- [REQUIRED ACTION] Tally the lines below that contain "true". The number is the whole answer.

- [RECORDS TO USE]
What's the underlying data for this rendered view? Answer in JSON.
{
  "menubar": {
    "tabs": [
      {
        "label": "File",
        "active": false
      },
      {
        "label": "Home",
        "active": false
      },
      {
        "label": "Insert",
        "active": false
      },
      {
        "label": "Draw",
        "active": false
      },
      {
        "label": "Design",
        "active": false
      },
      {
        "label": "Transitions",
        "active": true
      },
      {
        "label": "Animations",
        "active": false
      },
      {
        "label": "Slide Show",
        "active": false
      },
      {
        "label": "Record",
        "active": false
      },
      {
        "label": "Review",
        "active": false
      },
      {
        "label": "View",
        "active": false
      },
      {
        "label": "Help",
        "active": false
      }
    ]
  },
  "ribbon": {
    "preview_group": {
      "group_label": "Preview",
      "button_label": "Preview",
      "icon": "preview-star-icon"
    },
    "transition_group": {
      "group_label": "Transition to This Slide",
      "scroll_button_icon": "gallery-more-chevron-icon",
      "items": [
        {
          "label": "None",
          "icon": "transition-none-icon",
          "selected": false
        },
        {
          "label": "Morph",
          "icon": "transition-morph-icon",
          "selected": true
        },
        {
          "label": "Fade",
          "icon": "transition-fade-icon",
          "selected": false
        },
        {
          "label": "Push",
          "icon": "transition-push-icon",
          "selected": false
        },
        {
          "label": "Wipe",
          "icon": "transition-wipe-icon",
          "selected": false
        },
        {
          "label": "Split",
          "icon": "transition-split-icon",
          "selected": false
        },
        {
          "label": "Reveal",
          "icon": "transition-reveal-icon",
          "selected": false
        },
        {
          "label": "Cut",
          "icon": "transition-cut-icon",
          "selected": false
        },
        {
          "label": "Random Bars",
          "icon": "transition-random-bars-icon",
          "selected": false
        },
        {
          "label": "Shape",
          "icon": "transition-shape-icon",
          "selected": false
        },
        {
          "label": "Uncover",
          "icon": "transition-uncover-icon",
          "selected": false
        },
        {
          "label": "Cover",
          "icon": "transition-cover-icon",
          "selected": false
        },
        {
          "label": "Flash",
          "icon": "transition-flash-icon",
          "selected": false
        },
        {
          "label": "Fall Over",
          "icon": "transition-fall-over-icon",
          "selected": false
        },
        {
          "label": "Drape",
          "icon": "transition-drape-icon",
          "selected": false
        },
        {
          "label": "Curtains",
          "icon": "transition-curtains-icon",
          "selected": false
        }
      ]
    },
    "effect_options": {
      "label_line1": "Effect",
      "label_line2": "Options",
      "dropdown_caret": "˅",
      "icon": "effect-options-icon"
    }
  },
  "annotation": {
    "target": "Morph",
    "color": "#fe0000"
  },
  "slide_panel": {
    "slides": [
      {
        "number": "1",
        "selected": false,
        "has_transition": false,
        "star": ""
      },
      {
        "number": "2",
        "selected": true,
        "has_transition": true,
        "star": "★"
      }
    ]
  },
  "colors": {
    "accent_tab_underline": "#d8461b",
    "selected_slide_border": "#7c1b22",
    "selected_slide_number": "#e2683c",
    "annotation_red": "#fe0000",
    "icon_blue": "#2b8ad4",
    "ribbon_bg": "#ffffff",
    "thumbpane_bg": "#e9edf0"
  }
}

- [RESULT FOR THIS EXERCISE] 4